Whether the next 16 years looks better than the last remains to be seen. Here’s my take on why long-term investors ought to put their money to work elsewhere. At these levels, Suncor is cheap, but currently represents a value trap. Here’s why.
Fundamentals don’t look good
Suncor’s core fundamentals continue to be under pressure, despite rising commodity prices. This reality leads many value investors to question whether this stock can return to its former glory. In the height of the commodity bubble prior to the financial crisis, shares of Suncor were well more than three times higher than today.
Levered free cash flow is negative, and the company’s operating and profit margin are ghastly. Debt continues to be an issue for oil producers like Suncor that levered up to go on acquisition sprees at the height of the commodity price bubble. Even on a forward-looking basis, the company is trading at over 100 times earnings. Consequently, it’s hard to make the argument this stock is cheap at these levels.

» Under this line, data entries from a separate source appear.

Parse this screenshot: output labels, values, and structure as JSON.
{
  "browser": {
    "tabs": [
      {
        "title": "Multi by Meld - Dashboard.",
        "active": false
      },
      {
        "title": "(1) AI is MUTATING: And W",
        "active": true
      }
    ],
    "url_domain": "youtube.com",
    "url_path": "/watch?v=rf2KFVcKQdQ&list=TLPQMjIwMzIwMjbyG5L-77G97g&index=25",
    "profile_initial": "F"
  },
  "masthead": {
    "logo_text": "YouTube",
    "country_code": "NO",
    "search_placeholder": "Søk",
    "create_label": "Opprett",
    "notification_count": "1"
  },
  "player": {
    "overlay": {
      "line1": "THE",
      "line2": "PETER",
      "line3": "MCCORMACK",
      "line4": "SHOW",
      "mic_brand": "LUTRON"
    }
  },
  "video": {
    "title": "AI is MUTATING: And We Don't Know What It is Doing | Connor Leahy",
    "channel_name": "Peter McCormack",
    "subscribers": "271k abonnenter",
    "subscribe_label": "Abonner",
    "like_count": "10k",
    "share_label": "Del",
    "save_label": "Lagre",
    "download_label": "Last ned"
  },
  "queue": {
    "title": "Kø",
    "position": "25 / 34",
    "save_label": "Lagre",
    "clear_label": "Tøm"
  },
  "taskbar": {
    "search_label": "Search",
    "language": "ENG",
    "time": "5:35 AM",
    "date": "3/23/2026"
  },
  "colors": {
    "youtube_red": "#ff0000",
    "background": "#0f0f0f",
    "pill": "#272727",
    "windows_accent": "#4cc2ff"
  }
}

Suncor needs substantially higher oil prices to turn the profit necessary to get investors interested in this stock again. Furthermore, oil prices will need to remain high for the company’s stock price to rally in a similar way as we’ve seen other sectors. This type of scenario is not likely. Accordingly, I don’t see substantial improvement in the way of Suncor’s fundamentals anytime soon.
Pipeline issues take the cost argument out of the equation
Suncor has indeed done a good job of controlling costs in recent years. The company’s technological advancements and investments in operational efficiency have improved the breakeven level for this company. These are positive catalysts for bullish investors, and certainly should be given some credence. Indeed, Suncor may be one of the best companies in Canada’s oil patch.
That said, ongoing pipeline issues in North America make Suncor’s stock untenable for the foreseeable future. Until capacity increases and Canada diversifies its clientele, Suncor is going to be stuck shipping oil at or near its current capacity for the long-term.
This means that investors really have no pathway to growth other than a long-term commodity price rise. Production increases are worthless if end product ends up in storage. Margins actually deteriorate in such a scenario due to storage costs. Suncor is a pure price-taker in a sector with no ability to grow and terrible long-term fundamentals. Enough said.